- ACTIVITY
Reproduce the listing that follows with no differences at all.

(EXERCISE MATERIALS)

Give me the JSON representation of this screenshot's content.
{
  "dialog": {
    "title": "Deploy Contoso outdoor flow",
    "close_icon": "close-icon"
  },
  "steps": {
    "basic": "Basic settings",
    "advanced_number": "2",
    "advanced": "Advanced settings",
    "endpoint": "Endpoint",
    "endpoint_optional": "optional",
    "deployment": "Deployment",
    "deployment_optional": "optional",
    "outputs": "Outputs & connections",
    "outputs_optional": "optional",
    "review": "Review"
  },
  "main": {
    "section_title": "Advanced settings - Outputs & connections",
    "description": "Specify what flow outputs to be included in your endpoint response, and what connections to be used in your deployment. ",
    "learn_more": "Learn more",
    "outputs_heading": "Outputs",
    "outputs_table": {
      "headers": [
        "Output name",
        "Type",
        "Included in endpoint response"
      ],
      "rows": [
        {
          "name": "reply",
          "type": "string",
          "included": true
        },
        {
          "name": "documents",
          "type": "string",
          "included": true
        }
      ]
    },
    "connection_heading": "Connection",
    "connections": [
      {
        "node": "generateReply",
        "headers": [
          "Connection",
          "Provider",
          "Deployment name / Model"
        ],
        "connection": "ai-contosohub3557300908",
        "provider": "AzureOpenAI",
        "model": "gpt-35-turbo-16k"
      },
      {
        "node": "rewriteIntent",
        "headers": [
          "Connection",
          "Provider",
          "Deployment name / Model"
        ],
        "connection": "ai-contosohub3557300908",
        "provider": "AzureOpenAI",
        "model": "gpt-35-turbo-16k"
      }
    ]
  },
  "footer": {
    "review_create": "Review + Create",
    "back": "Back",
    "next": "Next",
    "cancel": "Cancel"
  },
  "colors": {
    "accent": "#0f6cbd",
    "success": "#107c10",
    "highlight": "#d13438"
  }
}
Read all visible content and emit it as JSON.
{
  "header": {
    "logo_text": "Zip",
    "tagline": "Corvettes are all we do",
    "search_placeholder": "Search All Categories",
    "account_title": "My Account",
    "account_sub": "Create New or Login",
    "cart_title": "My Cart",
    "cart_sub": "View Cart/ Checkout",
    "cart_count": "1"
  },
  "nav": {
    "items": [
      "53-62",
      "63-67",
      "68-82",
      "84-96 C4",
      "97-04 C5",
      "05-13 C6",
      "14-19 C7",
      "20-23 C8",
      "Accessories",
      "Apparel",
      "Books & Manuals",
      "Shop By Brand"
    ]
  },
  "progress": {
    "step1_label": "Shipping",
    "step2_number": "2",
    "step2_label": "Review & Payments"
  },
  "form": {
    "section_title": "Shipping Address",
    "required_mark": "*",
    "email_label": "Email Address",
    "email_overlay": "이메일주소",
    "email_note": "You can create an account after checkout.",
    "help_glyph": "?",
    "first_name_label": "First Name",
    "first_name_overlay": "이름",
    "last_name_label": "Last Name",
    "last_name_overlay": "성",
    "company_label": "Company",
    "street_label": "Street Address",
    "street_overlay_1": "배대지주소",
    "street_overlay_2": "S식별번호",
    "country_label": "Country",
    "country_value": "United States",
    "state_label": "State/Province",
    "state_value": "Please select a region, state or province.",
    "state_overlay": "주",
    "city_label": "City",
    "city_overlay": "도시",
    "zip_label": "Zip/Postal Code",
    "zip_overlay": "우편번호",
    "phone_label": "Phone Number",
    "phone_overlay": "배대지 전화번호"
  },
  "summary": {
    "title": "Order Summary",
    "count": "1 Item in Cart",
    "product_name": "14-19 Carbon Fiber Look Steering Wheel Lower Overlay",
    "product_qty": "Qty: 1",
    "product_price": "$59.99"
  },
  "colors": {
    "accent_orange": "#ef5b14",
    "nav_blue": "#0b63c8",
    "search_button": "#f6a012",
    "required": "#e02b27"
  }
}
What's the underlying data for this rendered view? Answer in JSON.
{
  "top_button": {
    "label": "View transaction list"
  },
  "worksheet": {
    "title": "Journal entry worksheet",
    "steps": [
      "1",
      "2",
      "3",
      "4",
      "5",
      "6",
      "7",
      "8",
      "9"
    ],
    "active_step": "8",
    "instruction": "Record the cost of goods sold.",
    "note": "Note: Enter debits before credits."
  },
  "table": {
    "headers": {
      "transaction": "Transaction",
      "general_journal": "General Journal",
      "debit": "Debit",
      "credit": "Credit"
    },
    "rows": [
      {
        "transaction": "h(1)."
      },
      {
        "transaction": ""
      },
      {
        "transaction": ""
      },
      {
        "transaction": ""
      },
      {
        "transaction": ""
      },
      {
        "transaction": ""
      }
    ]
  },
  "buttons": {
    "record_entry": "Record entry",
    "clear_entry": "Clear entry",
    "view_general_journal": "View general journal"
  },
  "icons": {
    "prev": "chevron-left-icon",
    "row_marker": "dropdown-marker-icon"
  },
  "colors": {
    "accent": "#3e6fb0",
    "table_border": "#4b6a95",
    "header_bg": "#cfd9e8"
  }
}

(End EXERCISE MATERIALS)

- SOLUTION TO THE PROBLEM
Give me the JSON representation of this screenshot's content.
{
  "dialog": {
    "title": "Deploy Contoso outdoor flow",
    "close_icon": "close-icon"
  },
  "steps": {
    "basic": "Basic settings",
    "advanced_number": "2",
    "advanced": "Advanced settings",
    "endpoint": "Endpoint",
    "endpoint_optional": "optional",
    "deployment": "Deployment",
    "deployment_optional": "optional",
    "outputs": "Outputs & connections",
    "outputs_optional": "optional",
    "review": "Review"
  },
  "main": {
    "section_title": "Advanced settings - Outputs & connections",
    "description": "Specify what flow outputs to be included in your endpoint response, and what connections to be used in your deployment. ",
    "learn_more": "Learn more",
    "outputs_heading": "Outputs",
    "outputs_table": {
      "headers": [
        "Output name",
        "Type",
        "Included in endpoint response"
      ],
      "rows": [
        {
          "name": "reply",
          "type": "string",
          "included": true
        },
        {
          "name": "documents",
          "type": "string",
          "included": true
        }
      ]
    },
    "connection_heading": "Connection",
    "connections": [
      {
        "node": "generateReply",
        "headers": [
          "Connection",
          "Provider",
          "Deployment name / Model"
        ],
        "connection": "ai-contosohub3557300908",
        "provider": "AzureOpenAI",
        "model": "gpt-35-turbo-16k"
      },
      {
        "node": "rewriteIntent",
        "headers": [
          "Connection",
          "Provider",
          "Deployment name / Model"
        ],
        "connection": "ai-contosohub3557300908",
        "provider": "AzureOpenAI",
        "model": "gpt-35-turbo-16k"
      }
    ]
  },
  "footer": {
    "review_create": "Review + Create",
    "back": "Back",
    "next": "Next",
    "cancel": "Cancel"
  },
  "colors": {
    "accent": "#0f6cbd",
    "success": "#107c10",
    "highlight": "#d13438"
  }
}
Read all visible content and emit it as JSON.
{
  "header": {
    "logo_text": "Zip",
    "tagline": "Corvettes are all we do",
    "search_placeholder": "Search All Categories",
    "account_title": "My Account",
    "account_sub": "Create New or Login",
    "cart_title": "My Cart",
    "cart_sub": "View Cart/ Checkout",
    "cart_count": "1"
  },
  "nav": {
    "items": [
      "53-62",
      "63-67",
      "68-82",
      "84-96 C4",
      "97-04 C5",
      "05-13 C6",
      "14-19 C7",
      "20-23 C8",
      "Accessories",
      "Apparel",
      "Books & Manuals",
      "Shop By Brand"
    ]
  },
  "progress": {
    "step1_label": "Shipping",
    "step2_number": "2",
    "step2_label": "Review & Payments"
  },
  "form": {
    "section_title": "Shipping Address",
    "required_mark": "*",
    "email_label": "Email Address",
    "email_overlay": "이메일주소",
    "email_note": "You can create an account after checkout.",
    "help_glyph": "?",
    "first_name_label": "First Name",
    "first_name_overlay": "이름",
    "last_name_label": "Last Name",
    "last_name_overlay": "성",
    "company_label": "Company",
    "street_label": "Street Address",
    "street_overlay_1": "배대지주소",
    "street_overlay_2": "S식별번호",
    "country_label": "Country",
    "country_value": "United States",
    "state_label": "State/Province",
    "state_value": "Please select a region, state or province.",
    "state_overlay": "주",
    "city_label": "City",
    "city_overlay": "도시",
    "zip_label": "Zip/Postal Code",
    "zip_overlay": "우편번호",
    "phone_label": "Phone Number",
    "phone_overlay": "배대지 전화번호"
  },
  "summary": {
    "title": "Order Summary",
    "count": "1 Item in Cart",
    "product_name": "14-19 Carbon Fiber Look Steering Wheel Lower Overlay",
    "product_qty": "Qty: 1",
    "product_price": "$59.99"
  },
  "colors": {
    "accent_orange": "#ef5b14",
    "nav_blue": "#0b63c8",
    "search_button": "#f6a012",
    "required": "#e02b27"
  }
}
What's the underlying data for this rendered view? Answer in JSON.
{
  "top_button": {
    "label": "View transaction list"
  },
  "worksheet": {
    "title": "Journal entry worksheet",
    "steps": [
      "1",
      "2",
      "3",
      "4",
      "5",
      "6",
      "7",
      "8",
      "9"
    ],
    "active_step": "8",
    "instruction": "Record the cost of goods sold.",
    "note": "Note: Enter debits before credits."
  },
  "table": {
    "headers": {
      "transaction": "Transaction",
      "general_journal": "General Journal",
      "debit": "Debit",
      "credit": "Credit"
    },
    "rows": [
      {
        "transaction": "h(1)."
      },
      {
        "transaction": ""
      },
      {
        "transaction": ""
      },
      {
        "transaction": ""
      },
      {
        "transaction": ""
      },
      {
        "transaction": ""
      }
    ]
  },
  "buttons": {
    "record_entry": "Record entry",
    "clear_entry": "Clear entry",
    "view_general_journal": "View general journal"
  },
  "icons": {
    "prev": "chevron-left-icon",
    "row_marker": "dropdown-marker-icon"
  },
  "colors": {
    "accent": "#3e6fb0",
    "table_border": "#4b6a95",
    "header_bg": "#cfd9e8"
  }
}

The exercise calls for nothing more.